Where are employees working?
The place where your employees are working with children is also an important consideration within your risk assessment. For all people in attendance on the site – adults and children alike – it is of course essential that your premises are safe and conducive to the activities undertaken. Ensure that employees, particularly any new ones who are engaged in activities with children, are closely supervised in the employment space. It is important to assess if the skills and temperament presented at the recruitment stage are present and appropriate once in your specific workplace. If your employees are working with the children off-site, strategies around privacy, multiple workers with children and rigorous supervision of new recruits should be developed. Risk assessment of any non-employees who are near the children is also a necessary and related assessment that must be undertaken.
When are your employees working with children?
Pay attention to when your employees will be working with children. While it certainly pays to reduce risk as far as possible, stringent vetting requirements might not be applicable where contact with children is negligible or rare. For those employees who will be more regularly and closely involved in working with children, it is important to conduct an assessment of the timing of work, for example across the day or night. In long-hour crèches and youth housing sites, night-time work with children will require a careful risk analysis of suitability, safety and privacy issues..
Assessing risk, protecting children
For those employing staff to work with children, it is certainly prudent to conduct a basic risk assessment. Decisions regarding an appropriate level of risk that an organisation might carry must be balanced carefully.
In the context of employing people to work with children, the likelihood of the event occurring and the outcome if that event did occur will necessarily be weighed to establish risk.
Businesses have an understandable desire to succeed, just as charities, schools, not-for-profits and so on want to deliver excellent services. Yet when it comes to employing people who will be working with children, it is of course important to place child safety front-and-centre in all deliberations. Where or when you start with your risk assessment will vary.
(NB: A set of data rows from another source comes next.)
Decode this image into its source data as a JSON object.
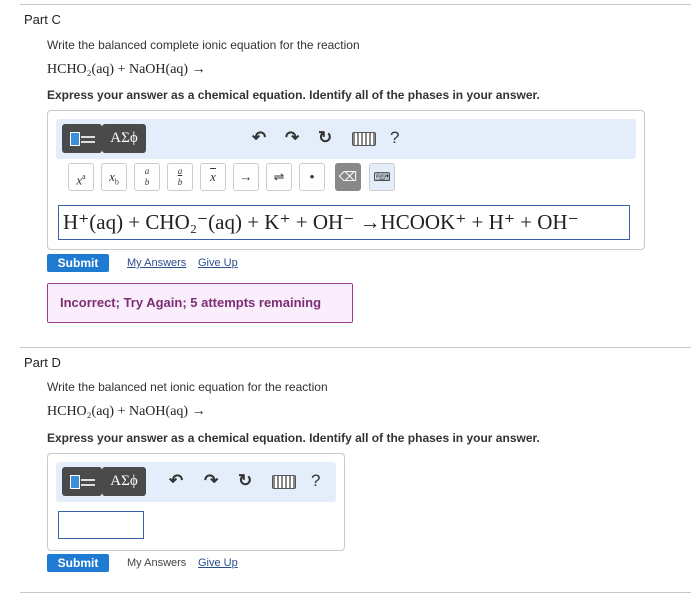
{
  "part_c": {
    "title": "Part C",
    "question": "Write the balanced complete ionic equation for the reaction",
    "reaction": "HCHO₂(aq) + NaOH(aq) →",
    "instruction": "Express your answer as a chemical equation. Identify all of the phases in your answer.",
    "answer": "H⁺(aq) + CHO₂⁻(aq) + K⁺ + OH⁻ →HCOOK⁺ + H⁺ + OH⁻",
    "toolbar": {
      "greek_label": "ΑΣϕ",
      "help_label": "?"
    },
    "symbols": [
      "xᵃ",
      "x_b",
      "a/b",
      "a/b",
      "x̄",
      "→",
      "⇌",
      "•",
      "⌫",
      "⌨"
    ],
    "submit_label": "Submit",
    "my_answers_label": "My Answers",
    "give_up_label": "Give Up",
    "feedback": "Incorrect; Try Again; 5 attempts remaining"
  },
  "part_d": {
    "title": "Part D",
    "question": "Write the balanced net ionic equation for the reaction",
    "reaction": "HCHO₂(aq) + NaOH(aq) →",
    "instruction": "Express your answer as a chemical equation. Identify all of the phases in your answer.",
    "answer": "",
    "toolbar": {
      "greek_label": "ΑΣϕ",
      "help_label": "?"
    },
    "submit_label": "Submit",
    "my_answers_label": "My Answers",
    "give_up_label": "Give Up"
  },
  "colors": {
    "submit_bg": "#1f7ad1",
    "feedback_border": "#9c3f94",
    "feedback_bg": "#fbeefc",
    "toolbar_bg": "#e4eefa"
  }
}
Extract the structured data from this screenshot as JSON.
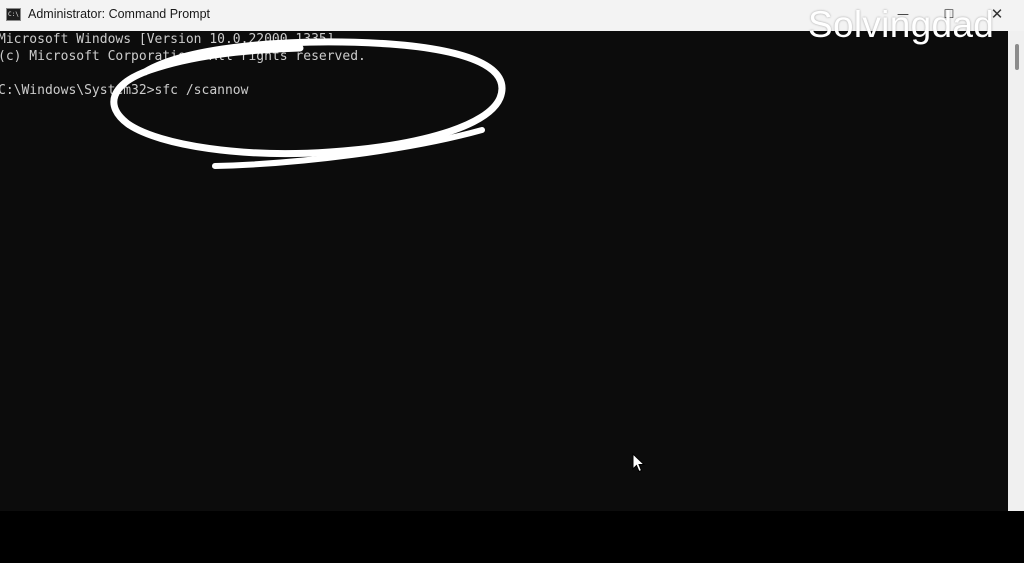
{
  "window": {
    "title": "Administrator: Command Prompt",
    "icon_name": "cmd-app-icon",
    "icon_glyph": "C:\\",
    "controls": {
      "minimize_glyph": "—",
      "maximize_glyph": "☐",
      "close_glyph": "✕"
    }
  },
  "watermark": {
    "text": "Solvingdad"
  },
  "console": {
    "lines": [
      "Microsoft Windows [Version 10.0.22000.1335]",
      "(c) Microsoft Corporation. All rights reserved.",
      "C:\\Windows\\System32>sfc /scannow"
    ],
    "text_color": "#cccccc",
    "background_color": "#0c0c0c"
  },
  "annotation": {
    "shape": "hand-drawn ellipse",
    "color": "#ffffff",
    "highlights": "sfc /scannow"
  },
  "cursor": {
    "icon_name": "mouse-pointer-icon"
  }
}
You might be starting a new venture, or conducting a risk assessment in relation to a going concern. First, write a list of all child-related activities and contacts known to occur in the organisation. Then collate all known requirements for child safety in both your area and your industry. Ask yourself to consider the likelihood of an adverse event occurring, should you not meet the standards set out. And the next question will be – if such an outcome eventuates, is this one that your organisation is prepared to carry?
As examples – the risk of abusive behaviours arising because you’ve recruited someone without a card, or have employed an adult to work unsupervised with children, or have left mixed ages on site in the evening – must be weighed against the legal, social and financial outcomes if any unfortunate event occurs. Only then can risk be meaningfully assessed.
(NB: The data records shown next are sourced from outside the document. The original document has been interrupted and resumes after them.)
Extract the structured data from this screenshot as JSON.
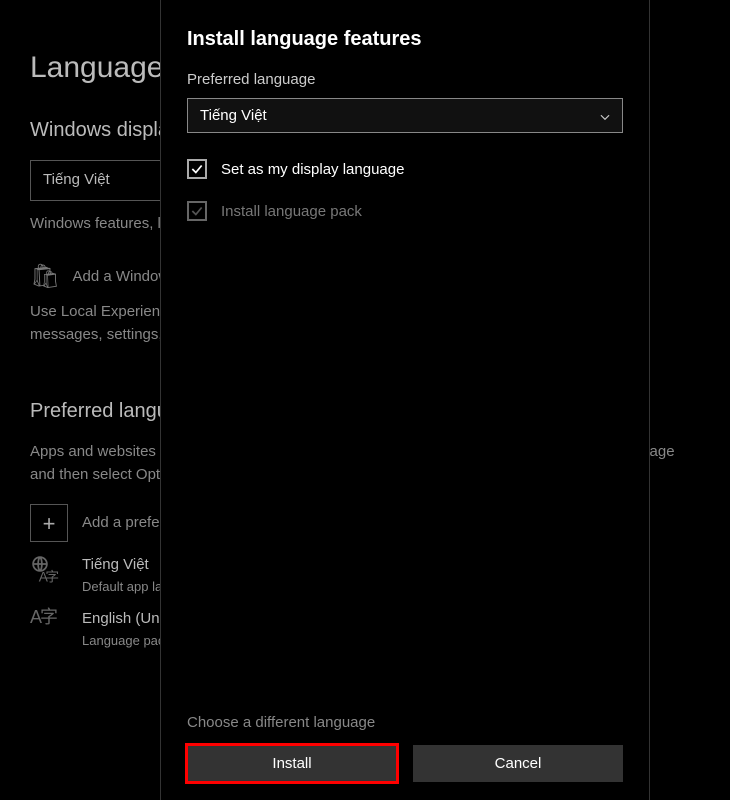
{
  "background": {
    "title": "Language",
    "display_heading": "Windows display language",
    "display_dropdown_value": "Tiếng Việt",
    "display_desc": "Windows features, like Settings and Explorer, will appear in this language.",
    "add_pack_label": "Add a Windows display language",
    "lep_desc": "Use Local Experience Packs to change the language Windows uses for navigation, menus, messages, settings, and help topics.",
    "pref_heading": "Preferred languages",
    "pref_desc": "Apps and websites will appear in the first language in the list that they support. Select a language and then select Options to configure keyboards and other features.",
    "add_pref_label": "Add a preferred language",
    "lang1_name": "Tiếng Việt",
    "lang1_sub": "Default app language, Windows display language",
    "lang2_name": "English (United States)",
    "lang2_sub": "Language pack installed"
  },
  "dialog": {
    "title": "Install language features",
    "pref_label": "Preferred language",
    "dropdown_value": "Tiếng Việt",
    "opt_display": "Set as my display language",
    "opt_pack": "Install language pack",
    "choose_link": "Choose a different language",
    "install_btn": "Install",
    "cancel_btn": "Cancel"
  }
}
By analysing the potential risks that arise when employees work with children, all people (big and small) can thrive in our workplaces.